Simplest event system you can use with React.js

A common scenario when dealing with React is inter-component communication, particularly when the components do not share a parent child relationship.

For example, consider the case of a context-dependent header bar action that affects the main content window.

    <AppBar />
    <Content />

Arguably, there are a number of alternative solutions such as providing a callback to the AppBar, and propogate back down to the content (you can invoke component methods directly via a ref), but we’ll focus on the non parent-child case mentioned in the official docs.

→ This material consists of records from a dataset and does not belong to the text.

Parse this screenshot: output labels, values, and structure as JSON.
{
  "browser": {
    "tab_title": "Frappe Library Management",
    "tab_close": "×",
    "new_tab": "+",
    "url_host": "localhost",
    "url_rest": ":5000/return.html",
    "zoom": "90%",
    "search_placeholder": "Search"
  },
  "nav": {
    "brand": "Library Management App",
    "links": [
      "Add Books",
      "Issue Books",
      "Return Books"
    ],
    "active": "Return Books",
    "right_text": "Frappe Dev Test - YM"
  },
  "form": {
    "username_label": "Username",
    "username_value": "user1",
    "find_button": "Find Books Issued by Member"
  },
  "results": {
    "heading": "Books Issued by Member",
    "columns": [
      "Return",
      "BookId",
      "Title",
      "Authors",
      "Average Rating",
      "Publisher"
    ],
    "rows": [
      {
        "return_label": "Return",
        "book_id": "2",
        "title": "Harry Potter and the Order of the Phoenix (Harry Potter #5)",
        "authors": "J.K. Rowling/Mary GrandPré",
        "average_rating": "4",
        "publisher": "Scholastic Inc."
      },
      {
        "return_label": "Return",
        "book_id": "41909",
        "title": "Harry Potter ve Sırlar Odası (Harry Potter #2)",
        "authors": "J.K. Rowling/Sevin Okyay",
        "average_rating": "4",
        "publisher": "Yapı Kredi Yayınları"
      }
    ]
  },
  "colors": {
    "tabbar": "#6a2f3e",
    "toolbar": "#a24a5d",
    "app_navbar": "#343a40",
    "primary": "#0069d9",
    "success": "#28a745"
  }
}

It turns out that if you’re using browserify you already have access to an implementation of NodeJS events, so emit away.

// eventService.js
'use strict';

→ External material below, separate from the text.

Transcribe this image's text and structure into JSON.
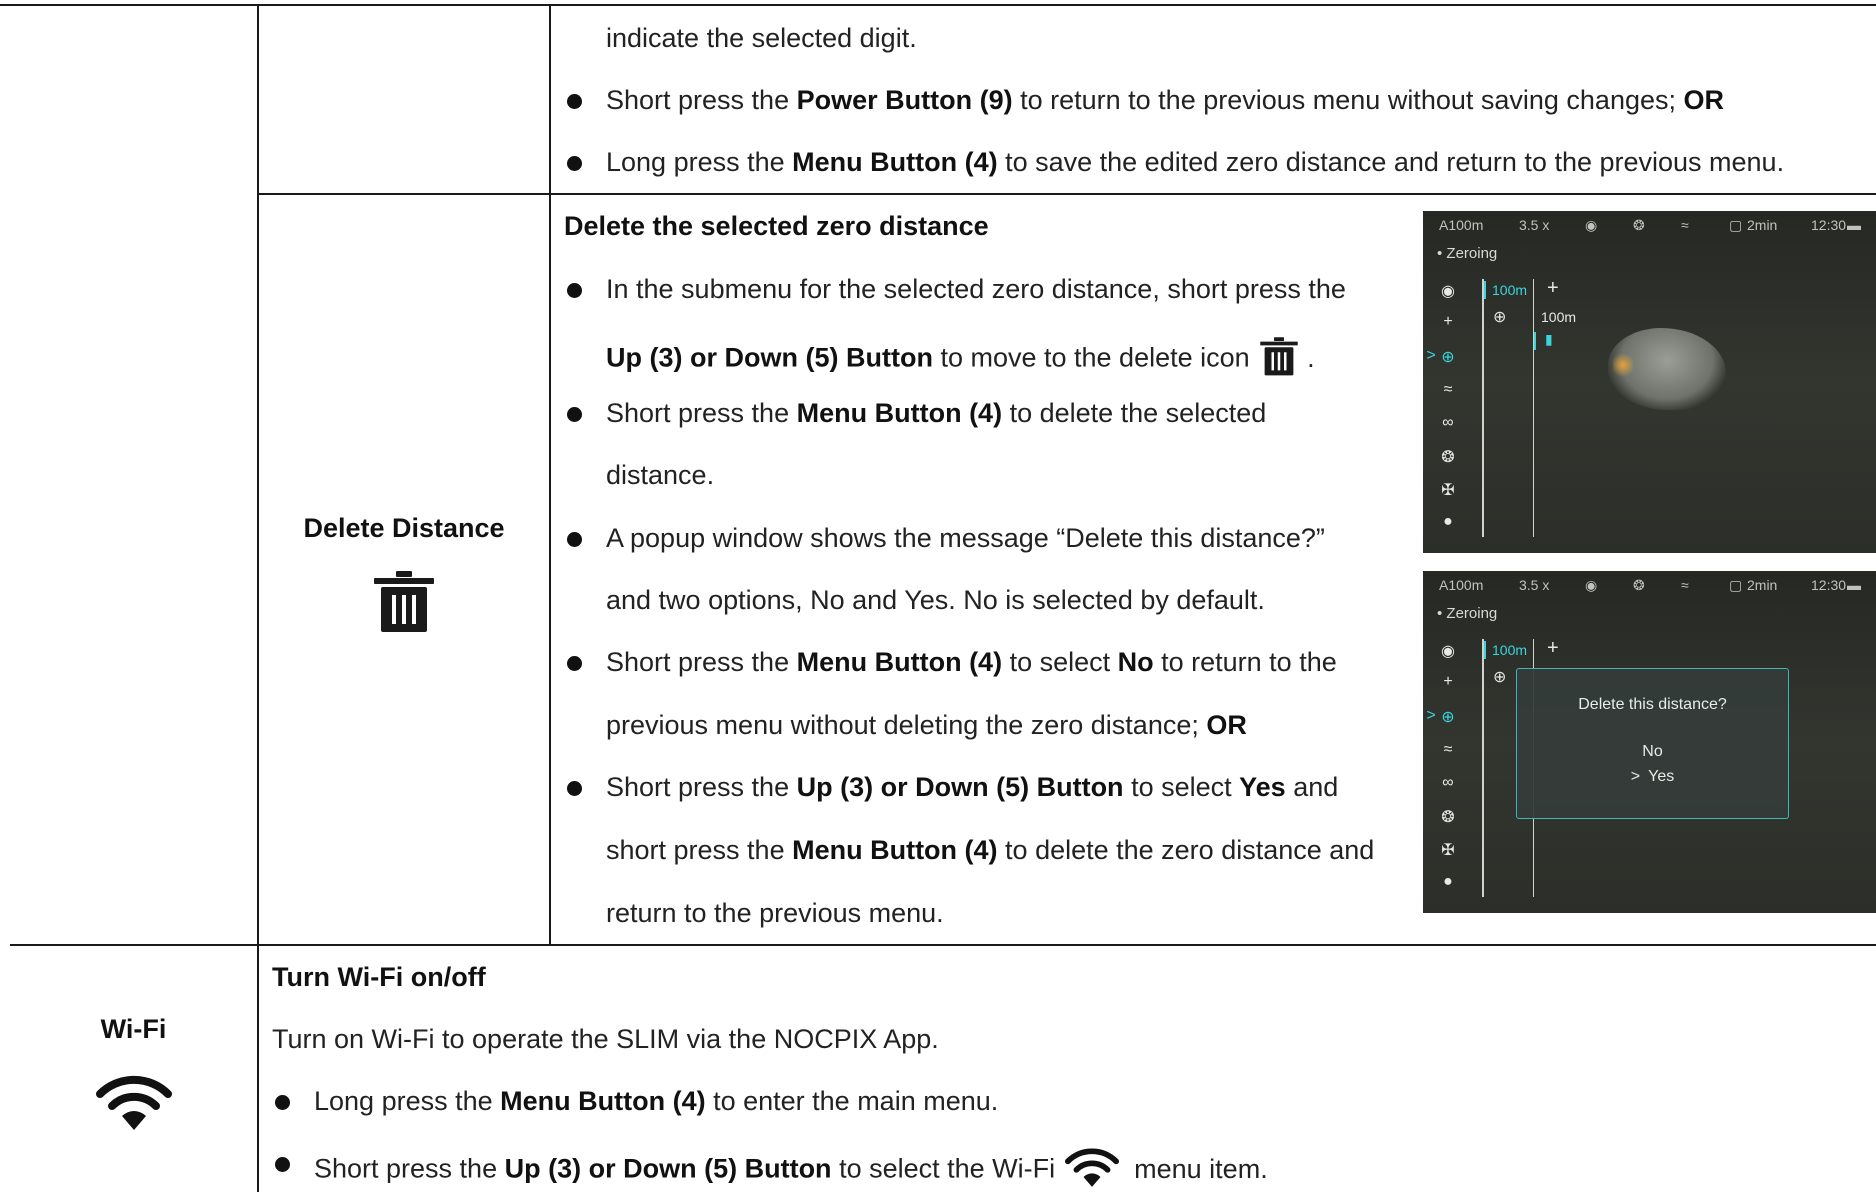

var events = require('events');  
var eventEmitter = new events.EventEmitter();

module.exports = eventEmitter;  
var bus = require('./eventService');

// caller
handleAction: function(arg) {  
  bus.emit('addCard', arg);

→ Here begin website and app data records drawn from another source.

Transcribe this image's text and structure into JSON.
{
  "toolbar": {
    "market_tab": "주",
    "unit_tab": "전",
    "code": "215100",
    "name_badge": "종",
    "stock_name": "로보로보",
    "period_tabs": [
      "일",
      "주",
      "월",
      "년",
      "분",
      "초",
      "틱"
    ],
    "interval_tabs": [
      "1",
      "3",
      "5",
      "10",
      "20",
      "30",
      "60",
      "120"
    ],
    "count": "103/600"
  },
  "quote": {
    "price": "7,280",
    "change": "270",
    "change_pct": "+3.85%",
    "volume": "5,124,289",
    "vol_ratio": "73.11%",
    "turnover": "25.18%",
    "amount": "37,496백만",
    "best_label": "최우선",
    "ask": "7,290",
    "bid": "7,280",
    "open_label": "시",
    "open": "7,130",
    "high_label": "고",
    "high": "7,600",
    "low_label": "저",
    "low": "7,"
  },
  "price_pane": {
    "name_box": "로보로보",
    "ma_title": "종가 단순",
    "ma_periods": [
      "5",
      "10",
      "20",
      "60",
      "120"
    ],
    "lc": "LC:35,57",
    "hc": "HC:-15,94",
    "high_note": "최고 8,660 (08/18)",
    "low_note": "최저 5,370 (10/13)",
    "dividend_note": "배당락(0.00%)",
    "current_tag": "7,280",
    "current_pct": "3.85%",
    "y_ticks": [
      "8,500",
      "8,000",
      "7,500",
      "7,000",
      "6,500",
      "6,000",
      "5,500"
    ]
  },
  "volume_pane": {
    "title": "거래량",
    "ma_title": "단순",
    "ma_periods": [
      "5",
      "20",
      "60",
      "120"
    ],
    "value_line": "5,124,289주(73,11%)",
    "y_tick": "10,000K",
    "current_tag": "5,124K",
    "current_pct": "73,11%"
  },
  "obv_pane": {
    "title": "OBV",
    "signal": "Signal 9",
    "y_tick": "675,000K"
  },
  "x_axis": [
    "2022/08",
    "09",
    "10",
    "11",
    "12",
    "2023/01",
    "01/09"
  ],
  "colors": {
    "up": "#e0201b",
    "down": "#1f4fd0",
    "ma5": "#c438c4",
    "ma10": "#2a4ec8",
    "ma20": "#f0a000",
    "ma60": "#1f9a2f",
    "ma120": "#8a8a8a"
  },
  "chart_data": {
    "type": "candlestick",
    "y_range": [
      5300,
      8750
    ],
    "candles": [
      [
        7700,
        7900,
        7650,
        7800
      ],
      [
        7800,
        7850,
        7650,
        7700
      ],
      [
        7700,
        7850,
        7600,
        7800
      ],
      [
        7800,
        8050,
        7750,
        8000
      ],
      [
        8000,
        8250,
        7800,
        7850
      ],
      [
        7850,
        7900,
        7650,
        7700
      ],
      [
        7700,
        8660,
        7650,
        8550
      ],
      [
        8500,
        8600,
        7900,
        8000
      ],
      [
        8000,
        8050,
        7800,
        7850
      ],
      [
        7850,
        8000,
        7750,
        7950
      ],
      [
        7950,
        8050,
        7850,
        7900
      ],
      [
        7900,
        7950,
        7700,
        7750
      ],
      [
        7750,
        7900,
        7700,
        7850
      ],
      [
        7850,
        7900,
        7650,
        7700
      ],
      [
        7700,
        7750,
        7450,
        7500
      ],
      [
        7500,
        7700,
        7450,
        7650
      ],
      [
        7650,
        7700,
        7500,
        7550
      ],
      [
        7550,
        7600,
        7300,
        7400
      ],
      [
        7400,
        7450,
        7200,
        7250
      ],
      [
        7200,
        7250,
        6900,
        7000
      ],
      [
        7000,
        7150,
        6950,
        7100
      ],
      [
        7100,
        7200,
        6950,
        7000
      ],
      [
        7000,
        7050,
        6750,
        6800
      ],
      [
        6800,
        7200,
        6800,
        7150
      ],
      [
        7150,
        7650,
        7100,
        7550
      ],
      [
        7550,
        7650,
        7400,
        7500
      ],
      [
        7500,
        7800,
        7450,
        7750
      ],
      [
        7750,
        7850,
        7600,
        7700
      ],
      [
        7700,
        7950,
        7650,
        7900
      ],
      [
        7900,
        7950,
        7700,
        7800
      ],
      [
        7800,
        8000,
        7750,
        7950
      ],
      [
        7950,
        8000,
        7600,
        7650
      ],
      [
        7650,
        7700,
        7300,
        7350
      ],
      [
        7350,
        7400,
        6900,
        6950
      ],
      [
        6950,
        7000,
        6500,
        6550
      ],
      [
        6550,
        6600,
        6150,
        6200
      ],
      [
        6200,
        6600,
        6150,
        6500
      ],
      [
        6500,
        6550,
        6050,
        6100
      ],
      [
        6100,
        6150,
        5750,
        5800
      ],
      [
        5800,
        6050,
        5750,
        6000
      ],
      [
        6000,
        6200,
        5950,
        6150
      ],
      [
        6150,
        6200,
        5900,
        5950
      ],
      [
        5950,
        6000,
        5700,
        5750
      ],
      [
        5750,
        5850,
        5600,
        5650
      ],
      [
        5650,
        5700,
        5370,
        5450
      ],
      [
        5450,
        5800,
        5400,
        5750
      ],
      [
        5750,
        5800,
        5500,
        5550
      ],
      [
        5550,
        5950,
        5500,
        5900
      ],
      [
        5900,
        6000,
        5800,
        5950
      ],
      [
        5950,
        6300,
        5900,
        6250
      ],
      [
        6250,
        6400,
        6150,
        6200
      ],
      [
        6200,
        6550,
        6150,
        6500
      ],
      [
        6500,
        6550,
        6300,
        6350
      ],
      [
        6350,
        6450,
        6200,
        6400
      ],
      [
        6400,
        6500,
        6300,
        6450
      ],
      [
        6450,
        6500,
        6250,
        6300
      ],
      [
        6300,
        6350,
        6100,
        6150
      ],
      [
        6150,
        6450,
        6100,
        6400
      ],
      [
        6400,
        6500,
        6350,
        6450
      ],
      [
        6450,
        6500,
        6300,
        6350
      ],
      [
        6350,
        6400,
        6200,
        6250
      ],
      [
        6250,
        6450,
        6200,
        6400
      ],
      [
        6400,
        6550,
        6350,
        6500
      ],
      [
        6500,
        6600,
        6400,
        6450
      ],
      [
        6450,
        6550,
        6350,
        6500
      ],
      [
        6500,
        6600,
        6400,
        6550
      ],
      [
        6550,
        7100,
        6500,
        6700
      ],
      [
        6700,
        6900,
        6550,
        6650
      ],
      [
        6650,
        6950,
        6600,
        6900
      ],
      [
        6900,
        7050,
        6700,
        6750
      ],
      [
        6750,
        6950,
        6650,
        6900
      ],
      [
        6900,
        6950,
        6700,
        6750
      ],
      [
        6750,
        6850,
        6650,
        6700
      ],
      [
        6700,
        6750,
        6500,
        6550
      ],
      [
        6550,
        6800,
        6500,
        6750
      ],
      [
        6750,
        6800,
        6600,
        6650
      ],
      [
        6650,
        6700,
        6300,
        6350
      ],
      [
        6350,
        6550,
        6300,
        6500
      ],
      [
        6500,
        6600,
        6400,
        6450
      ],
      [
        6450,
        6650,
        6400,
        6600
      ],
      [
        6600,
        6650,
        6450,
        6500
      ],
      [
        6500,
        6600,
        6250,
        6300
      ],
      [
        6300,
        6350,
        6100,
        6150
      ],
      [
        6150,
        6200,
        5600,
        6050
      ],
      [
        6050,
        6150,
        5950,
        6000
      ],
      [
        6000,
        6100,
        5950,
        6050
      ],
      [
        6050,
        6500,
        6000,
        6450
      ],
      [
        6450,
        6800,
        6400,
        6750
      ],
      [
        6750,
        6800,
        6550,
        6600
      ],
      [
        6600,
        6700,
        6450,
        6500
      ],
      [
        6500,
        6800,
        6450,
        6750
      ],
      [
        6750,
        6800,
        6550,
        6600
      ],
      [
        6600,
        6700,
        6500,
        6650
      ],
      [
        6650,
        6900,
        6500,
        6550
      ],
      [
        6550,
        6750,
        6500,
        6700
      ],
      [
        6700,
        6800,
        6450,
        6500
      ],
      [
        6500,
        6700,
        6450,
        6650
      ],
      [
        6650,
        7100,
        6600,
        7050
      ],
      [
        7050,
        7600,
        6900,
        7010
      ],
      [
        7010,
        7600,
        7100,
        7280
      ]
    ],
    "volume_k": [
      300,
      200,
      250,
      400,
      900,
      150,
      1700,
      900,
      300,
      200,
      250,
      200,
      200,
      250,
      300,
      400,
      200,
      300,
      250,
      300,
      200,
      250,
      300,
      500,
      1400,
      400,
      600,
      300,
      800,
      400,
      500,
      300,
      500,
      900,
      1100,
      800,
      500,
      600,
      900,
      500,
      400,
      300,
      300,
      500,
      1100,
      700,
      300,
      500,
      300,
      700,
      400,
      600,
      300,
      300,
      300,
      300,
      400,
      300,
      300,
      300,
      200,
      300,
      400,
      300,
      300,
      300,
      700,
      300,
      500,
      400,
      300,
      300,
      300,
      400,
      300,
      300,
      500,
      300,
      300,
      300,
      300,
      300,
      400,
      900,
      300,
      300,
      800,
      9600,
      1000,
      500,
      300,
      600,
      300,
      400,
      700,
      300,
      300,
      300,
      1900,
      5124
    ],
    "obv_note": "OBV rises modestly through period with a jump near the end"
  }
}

// receiver
componentDidMount: function() {  
  bus.on('addCard', this.addCard);

Closing popovers in Ratchet

Ratchet is a css/js library for prototyping iOS apps. Maintained by Twitter, it looks similar to its more established older brother Bootstrap but is much less mature and has an anemic API.

Simple things like closing its popovers don’t seem to exist. If you need to do this, digging into the source reveals

element.addEventListener('touchend', function () {  
      popover.addEventListener('webkitTransitionEnd', onPopoverHidden);

for the popover backdrop, so doing something like

var backdrop = document.querySelector('div.backdrop');  
if (backdrop) {  
  // sad there's not real way to close this
  var evt = document.createEvent('TouchEvent');
  evt.initUIEvent('touchend', true, true); = backdrop;

to dispatch the touch event was sufficient for my purposes.

See for a short discussion on this.